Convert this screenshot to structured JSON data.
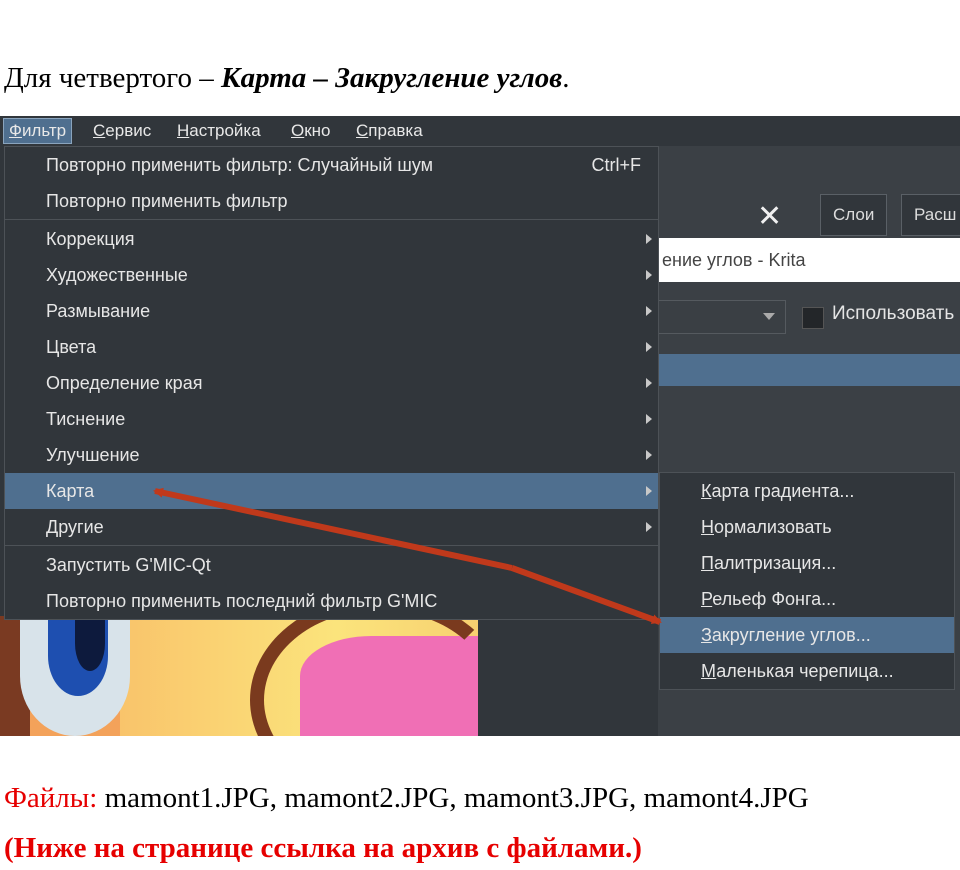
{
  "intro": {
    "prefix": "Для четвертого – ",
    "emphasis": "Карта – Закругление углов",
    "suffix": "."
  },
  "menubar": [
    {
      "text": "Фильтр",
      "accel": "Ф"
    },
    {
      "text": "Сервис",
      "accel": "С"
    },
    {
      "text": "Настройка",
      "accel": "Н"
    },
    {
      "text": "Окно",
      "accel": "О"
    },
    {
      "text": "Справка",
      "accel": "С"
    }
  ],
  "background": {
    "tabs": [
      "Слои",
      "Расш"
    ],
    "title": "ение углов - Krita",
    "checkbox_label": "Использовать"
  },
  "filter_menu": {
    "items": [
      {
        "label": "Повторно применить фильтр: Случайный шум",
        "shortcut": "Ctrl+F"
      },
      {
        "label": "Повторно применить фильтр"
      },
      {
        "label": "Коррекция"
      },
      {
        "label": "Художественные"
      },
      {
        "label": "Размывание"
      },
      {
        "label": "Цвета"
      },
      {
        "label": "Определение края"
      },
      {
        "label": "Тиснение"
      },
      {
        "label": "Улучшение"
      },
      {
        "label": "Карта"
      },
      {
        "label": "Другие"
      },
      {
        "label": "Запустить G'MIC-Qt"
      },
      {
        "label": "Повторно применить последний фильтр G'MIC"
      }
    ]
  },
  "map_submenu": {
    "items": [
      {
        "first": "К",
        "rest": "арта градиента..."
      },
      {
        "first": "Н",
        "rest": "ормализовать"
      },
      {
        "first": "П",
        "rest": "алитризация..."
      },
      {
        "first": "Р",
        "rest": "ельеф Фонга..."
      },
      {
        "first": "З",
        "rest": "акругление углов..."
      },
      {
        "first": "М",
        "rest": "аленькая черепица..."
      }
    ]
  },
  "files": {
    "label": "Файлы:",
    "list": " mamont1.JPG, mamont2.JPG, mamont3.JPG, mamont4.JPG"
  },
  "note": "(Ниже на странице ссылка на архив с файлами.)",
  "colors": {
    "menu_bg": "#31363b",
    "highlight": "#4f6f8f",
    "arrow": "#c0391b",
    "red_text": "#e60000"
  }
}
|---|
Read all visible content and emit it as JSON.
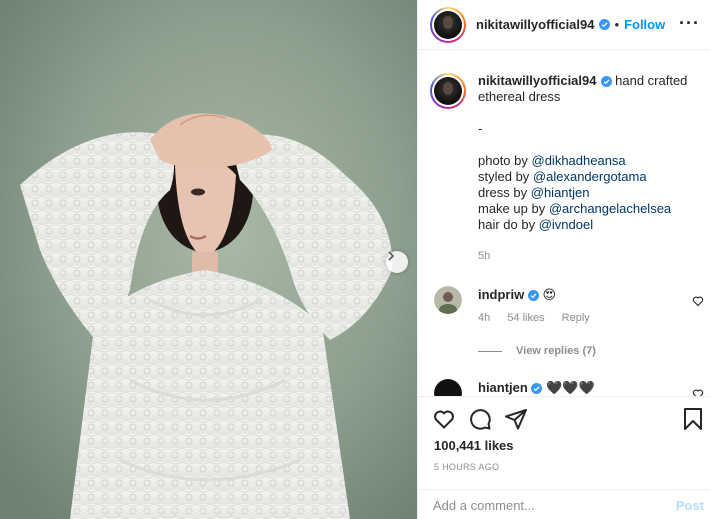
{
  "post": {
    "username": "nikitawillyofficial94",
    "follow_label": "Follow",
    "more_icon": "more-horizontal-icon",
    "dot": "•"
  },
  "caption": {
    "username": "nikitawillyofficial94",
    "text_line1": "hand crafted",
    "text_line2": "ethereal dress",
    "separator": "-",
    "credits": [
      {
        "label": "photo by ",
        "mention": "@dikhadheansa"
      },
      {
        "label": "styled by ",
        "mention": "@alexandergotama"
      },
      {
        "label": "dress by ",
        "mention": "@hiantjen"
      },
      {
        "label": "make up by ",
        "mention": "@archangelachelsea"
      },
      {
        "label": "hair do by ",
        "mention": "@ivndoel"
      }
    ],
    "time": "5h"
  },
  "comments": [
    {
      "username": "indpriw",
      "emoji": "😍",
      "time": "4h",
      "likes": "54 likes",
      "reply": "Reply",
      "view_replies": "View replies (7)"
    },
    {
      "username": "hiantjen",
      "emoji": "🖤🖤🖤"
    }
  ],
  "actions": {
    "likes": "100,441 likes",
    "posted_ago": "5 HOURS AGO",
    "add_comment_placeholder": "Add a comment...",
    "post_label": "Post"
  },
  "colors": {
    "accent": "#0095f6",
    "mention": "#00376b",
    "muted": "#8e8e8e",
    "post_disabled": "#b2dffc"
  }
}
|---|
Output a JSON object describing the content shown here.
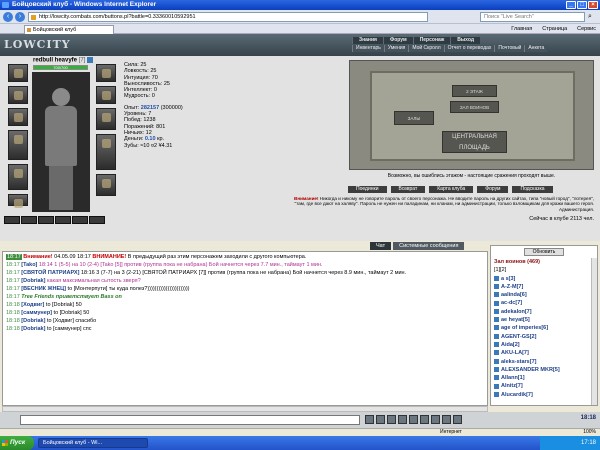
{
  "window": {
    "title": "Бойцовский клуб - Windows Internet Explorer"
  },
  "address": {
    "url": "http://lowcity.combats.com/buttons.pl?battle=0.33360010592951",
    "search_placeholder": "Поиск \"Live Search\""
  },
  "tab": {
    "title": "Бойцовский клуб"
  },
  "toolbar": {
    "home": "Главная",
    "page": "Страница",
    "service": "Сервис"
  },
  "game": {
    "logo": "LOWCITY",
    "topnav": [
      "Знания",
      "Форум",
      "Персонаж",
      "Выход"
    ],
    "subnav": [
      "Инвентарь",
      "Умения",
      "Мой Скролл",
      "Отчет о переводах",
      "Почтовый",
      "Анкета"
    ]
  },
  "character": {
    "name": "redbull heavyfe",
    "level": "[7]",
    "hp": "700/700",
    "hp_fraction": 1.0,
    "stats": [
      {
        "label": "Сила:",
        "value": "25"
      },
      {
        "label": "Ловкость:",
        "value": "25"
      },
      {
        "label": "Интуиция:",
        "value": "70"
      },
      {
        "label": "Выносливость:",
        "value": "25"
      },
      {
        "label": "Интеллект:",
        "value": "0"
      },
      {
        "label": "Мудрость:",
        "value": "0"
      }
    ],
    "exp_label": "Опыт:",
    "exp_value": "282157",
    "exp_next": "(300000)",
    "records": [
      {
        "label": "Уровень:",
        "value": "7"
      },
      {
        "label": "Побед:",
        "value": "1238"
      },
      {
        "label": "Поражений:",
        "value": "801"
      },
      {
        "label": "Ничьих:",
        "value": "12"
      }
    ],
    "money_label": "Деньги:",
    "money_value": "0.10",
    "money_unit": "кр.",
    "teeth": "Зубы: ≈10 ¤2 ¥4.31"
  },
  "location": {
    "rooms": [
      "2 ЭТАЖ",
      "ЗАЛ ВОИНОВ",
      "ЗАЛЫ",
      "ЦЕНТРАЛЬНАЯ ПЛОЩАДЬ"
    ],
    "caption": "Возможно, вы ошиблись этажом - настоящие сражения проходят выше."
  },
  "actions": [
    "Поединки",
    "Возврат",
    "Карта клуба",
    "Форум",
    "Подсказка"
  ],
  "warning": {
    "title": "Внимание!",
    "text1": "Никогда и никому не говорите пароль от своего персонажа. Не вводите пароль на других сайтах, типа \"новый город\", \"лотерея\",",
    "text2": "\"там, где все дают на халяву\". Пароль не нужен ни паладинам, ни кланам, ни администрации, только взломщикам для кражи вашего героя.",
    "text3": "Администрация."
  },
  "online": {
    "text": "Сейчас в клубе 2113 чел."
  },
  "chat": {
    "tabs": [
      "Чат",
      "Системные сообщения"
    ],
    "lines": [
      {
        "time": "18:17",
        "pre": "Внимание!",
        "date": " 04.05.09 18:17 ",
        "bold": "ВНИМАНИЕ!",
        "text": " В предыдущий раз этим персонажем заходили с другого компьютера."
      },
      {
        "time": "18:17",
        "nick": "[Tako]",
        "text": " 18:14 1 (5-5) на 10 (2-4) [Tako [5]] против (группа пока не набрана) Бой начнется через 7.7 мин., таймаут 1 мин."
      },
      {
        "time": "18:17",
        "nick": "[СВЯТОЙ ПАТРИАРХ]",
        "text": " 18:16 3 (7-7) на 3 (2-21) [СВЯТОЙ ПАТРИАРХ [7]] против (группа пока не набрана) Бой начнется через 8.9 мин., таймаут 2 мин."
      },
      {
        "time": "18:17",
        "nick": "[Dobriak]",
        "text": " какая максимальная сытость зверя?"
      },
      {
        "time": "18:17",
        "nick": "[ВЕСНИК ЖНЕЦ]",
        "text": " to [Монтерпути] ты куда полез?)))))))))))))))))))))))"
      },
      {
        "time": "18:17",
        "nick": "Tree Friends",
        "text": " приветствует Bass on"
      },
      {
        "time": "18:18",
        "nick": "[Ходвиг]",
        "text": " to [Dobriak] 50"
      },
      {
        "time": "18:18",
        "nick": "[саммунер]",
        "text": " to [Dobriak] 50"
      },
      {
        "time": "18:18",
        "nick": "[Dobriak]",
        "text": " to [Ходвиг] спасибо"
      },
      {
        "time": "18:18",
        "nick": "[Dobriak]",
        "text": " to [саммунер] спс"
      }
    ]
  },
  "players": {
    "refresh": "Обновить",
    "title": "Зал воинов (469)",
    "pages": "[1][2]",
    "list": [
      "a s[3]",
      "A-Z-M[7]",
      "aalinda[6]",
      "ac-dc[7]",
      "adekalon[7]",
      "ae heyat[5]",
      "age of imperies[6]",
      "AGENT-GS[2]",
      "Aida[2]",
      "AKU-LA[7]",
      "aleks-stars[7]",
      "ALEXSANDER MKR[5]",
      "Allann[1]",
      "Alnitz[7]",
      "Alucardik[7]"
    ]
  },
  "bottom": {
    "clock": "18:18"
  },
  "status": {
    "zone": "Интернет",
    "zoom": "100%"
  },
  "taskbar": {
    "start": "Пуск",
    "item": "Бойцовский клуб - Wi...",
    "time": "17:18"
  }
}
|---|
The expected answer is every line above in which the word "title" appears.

    "title": "ение углов - Krita",
    "title": "Бойцовский клуб - Windows Internet Explorer"
    "title": "Бойцовский клуб"
    "title": "Внимание!",
    "title": "Зал воинов (469)",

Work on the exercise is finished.